Several countries that formally have adopted pretrial justice on their national agenda have made site visits to PSA. A couple of months ago, PSA hosted a delegation from Mexico, which, in 2006, announced plans to open the country's first pretrial services agency, a major step in reforming Mexico's use of pretrial detention (5) and in 2008 enacted Constitutional reforms aimed at “reinforcing respect for the presumption of innocence.” (6). In 2014, Mexico hosted the Second National Pretrial Services Conference in Morelos, Mexico. In order to develop a pretrial justice process that works within their legal structure, “Mexico has conducted research and borrowed practices, standards and methods from the U.S. and other countries. During the opening ceremony of the conference, a ranking member of the local government spoke about Mexico’s new era of criminal justice and emphasized the challenge of transforming the existing system.” The first tenet of this transformation is granting the presumption of innocence to the defendant, “which is something Mexico has not previously openly granted individuals facing charges.” (7)

Another recent visit was a delegation from the Republic of Congo, which, according to prison watchdog groups, has a dismal record on pretrial detention (8). The International Centre for Prison Studies reports that on average, 41% of the prison population in Africa is awaiting trial (9). In the Congo, approximately 82% of their prison population is held in pretrial detention. (10)

While it is encouraging to see that pretrial justice is becoming a greater focus around the world, the challenges are great and the progress is slow. The presumption of innocence, which is one of the underlying principles of our justice system, is not embraced in many nations.  Corruption is another critical problem affecting millions of people languishing in pretrial detention. “Despite the prohibition of corruption under international law . . . . . criminal justice systems are often warped by bribery and other forms of corruption.

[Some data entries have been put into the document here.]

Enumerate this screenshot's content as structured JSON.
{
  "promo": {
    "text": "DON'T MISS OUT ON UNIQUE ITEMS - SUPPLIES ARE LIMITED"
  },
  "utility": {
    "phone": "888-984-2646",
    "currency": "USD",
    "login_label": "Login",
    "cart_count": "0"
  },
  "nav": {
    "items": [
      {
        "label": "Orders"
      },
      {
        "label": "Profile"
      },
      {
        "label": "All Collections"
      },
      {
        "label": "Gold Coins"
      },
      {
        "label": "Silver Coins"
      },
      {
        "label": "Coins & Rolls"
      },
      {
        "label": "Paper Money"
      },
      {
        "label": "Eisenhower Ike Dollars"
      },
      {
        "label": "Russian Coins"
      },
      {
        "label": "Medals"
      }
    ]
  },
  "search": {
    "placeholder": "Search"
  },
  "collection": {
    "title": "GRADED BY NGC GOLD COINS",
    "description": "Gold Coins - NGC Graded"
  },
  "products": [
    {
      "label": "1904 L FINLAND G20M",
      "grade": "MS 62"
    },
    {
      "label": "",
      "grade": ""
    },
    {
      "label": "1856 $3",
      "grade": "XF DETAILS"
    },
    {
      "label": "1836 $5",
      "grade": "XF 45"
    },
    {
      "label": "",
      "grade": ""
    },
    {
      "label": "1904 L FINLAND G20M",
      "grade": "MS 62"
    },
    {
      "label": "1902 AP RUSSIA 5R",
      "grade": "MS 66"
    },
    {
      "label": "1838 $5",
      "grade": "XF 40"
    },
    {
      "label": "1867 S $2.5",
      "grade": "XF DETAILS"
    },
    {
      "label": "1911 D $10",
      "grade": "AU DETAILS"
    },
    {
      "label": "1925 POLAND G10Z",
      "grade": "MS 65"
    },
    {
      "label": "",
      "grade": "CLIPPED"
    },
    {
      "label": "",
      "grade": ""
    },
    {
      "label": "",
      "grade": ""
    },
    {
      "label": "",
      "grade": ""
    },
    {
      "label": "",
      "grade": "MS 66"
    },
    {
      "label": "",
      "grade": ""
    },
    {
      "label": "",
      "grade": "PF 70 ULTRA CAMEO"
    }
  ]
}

The pretrial stage . . . . is particularly vulnerable to corrupt practices, and this corruption hits the poor and disenfranchised hardest.” (11)

Visitors from other nations help to put into perspective how America’s justice system stands out as a model for the world and how the District of Columbia and PSA, along with several other jurisdictions and programs in the country, exemplify what is possible for implementing a fair and just pretrial process. 



  1. McCourt, K. (2013, February 26). Making Headway with Pretrial Justice from Open Society Foundations:
  2. McCourt, K. (2010, April 12). Pretrial Detention Abuses and Alternatives from Open Society Foundations:
  3. Namoradze, Z. (2012, December 20). UN Assembly Enacts Global Standards on Access to Legal Aid from Open Society Foundations:
  4. Ibe, S. (2014, May 23). African Commission Sets out Standards on Pretrial Detention from Open Society Foundations:
  5. Open Society Justice Initiative (2006, November 07). Mexico Plans Its First Pretrial Services Agency from Open Society Foundations:
  6. Ibe, S. (2014, May 23). African Commission Sets out Standards on Pretrial Detention from Open Society Foundations:
  7. Santos, M. (2014, August 6). Mexico’s Pretrial Transformation from Pretrial Justice Institute Blog:
  8. Ibe, S. (2014, May 23).
  9. Walmsley, R. (2014, June 18). World Pre-trial/Remand Imprisonment List from International Centre for Prison Studies:
  10. Ibe, S. (2013, September 17). Envisioning a Better Future for Pretrial Detention in Africa . Retrieved September 3, 2014, from Open Society Foundations:
  11. Fact Sheet: Pretrial Detention and Corruption (2013, February) from Open Society Foundations: